Segment Start: Data
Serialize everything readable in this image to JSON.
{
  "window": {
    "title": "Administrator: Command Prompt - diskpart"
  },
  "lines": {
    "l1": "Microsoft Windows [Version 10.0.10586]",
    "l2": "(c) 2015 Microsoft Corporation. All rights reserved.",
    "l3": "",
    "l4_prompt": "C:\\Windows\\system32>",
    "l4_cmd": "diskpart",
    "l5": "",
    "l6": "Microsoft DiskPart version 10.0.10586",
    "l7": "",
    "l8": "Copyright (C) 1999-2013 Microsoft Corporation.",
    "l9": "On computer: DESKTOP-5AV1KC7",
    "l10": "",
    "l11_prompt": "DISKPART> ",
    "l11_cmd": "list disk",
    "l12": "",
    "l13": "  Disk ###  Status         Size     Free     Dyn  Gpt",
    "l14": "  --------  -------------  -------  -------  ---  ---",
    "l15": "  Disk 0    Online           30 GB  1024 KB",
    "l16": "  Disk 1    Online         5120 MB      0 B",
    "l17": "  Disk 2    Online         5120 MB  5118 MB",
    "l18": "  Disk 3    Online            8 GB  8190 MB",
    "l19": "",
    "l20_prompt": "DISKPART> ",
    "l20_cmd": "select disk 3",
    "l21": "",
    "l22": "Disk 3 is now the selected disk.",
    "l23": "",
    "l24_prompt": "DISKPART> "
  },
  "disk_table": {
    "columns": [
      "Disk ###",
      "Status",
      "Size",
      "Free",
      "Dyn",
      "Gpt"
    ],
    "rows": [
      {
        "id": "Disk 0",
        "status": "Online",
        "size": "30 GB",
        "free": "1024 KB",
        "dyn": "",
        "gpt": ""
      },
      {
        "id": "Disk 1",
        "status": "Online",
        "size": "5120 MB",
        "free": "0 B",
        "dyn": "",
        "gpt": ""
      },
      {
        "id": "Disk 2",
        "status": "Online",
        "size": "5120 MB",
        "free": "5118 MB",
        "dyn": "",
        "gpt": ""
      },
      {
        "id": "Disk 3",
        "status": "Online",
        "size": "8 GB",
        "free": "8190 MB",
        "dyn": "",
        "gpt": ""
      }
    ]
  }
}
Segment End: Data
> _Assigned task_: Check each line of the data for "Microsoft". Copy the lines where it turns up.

> _Solution_:
    "l1": "Microsoft Windows [Version 10.0.10586]",
    "l2": "(c) 2015 Microsoft Corporation. All rights reserved.",
    "l6": "Microsoft DiskPart version 10.0.10586",
    "l8": "Copyright (C) 1999-2013 Microsoft Corporation.",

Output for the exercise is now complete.